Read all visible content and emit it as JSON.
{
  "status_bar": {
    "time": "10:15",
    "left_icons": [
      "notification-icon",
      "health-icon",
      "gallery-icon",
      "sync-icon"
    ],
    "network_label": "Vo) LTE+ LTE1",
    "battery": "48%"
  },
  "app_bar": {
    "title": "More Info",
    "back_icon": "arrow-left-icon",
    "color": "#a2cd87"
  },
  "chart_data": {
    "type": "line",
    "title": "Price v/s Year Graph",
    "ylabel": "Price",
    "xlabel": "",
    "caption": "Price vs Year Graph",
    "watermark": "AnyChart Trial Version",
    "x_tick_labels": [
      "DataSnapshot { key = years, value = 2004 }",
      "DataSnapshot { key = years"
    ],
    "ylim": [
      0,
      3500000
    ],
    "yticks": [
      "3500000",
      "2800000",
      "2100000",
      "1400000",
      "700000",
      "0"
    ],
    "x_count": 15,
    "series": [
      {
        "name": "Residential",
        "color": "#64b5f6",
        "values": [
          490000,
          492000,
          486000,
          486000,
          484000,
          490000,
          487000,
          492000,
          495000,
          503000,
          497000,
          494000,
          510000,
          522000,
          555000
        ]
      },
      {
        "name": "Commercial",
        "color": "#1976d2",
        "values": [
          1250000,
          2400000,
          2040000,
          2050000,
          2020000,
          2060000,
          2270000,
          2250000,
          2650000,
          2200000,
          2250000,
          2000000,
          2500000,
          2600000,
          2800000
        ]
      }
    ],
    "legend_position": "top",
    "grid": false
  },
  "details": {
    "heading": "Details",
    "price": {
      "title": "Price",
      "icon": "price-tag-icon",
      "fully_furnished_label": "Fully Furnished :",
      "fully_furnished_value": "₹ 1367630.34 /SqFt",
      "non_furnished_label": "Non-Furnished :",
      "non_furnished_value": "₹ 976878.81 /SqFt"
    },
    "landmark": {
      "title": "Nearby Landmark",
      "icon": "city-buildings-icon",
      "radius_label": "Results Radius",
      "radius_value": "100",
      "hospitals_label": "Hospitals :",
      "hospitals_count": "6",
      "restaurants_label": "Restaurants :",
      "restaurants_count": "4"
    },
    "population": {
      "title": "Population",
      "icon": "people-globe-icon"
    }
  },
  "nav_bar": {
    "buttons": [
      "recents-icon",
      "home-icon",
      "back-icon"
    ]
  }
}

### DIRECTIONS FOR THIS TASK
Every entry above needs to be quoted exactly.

### ANSWER TO THE PROBLEM
Read all visible content and emit it as JSON.
{
  "status_bar": {
    "time": "10:15",
    "left_icons": [
      "notification-icon",
      "health-icon",
      "gallery-icon",
      "sync-icon"
    ],
    "network_label": "Vo) LTE+ LTE1",
    "battery": "48%"
  },
  "app_bar": {
    "title": "More Info",
    "back_icon": "arrow-left-icon",
    "color": "#a2cd87"
  },
  "chart_data": {
    "type": "line",
    "title": "Price v/s Year Graph",
    "ylabel": "Price",
    "xlabel": "",
    "caption": "Price vs Year Graph",
    "watermark": "AnyChart Trial Version",
    "x_tick_labels": [
      "DataSnapshot { key = years, value = 2004 }",
      "DataSnapshot { key = years"
    ],
    "ylim": [
      0,
      3500000
    ],
    "yticks": [
      "3500000",
      "2800000",
      "2100000",
      "1400000",
      "700000",
      "0"
    ],
    "x_count": 15,
    "series": [
      {
        "name": "Residential",
        "color": "#64b5f6",
        "values": [
          490000,
          492000,
          486000,
          486000,
          484000,
          490000,
          487000,
          492000,
          495000,
          503000,
          497000,
          494000,
          510000,
          522000,
          555000
        ]
      },
      {
        "name": "Commercial",
        "color": "#1976d2",
        "values": [
          1250000,
          2400000,
          2040000,
          2050000,
          2020000,
          2060000,
          2270000,
          2250000,
          2650000,
          2200000,
          2250000,
          2000000,
          2500000,
          2600000,
          2800000
        ]
      }
    ],
    "legend_position": "top",
    "grid": false
  },
  "details": {
    "heading": "Details",
    "price": {
      "title": "Price",
      "icon": "price-tag-icon",
      "fully_furnished_label": "Fully Furnished :",
      "fully_furnished_value": "₹ 1367630.34 /SqFt",
      "non_furnished_label": "Non-Furnished :",
      "non_furnished_value": "₹ 976878.81 /SqFt"
    },
    "landmark": {
      "title": "Nearby Landmark",
      "icon": "city-buildings-icon",
      "radius_label": "Results Radius",
      "radius_value": "100",
      "hospitals_label": "Hospitals :",
      "hospitals_count": "6",
      "restaurants_label": "Restaurants :",
      "restaurants_count": "4"
    },
    "population": {
      "title": "Population",
      "icon": "people-globe-icon"
    }
  },
  "nav_bar": {
    "buttons": [
      "recents-icon",
      "home-icon",
      "back-icon"
    ]
  }
}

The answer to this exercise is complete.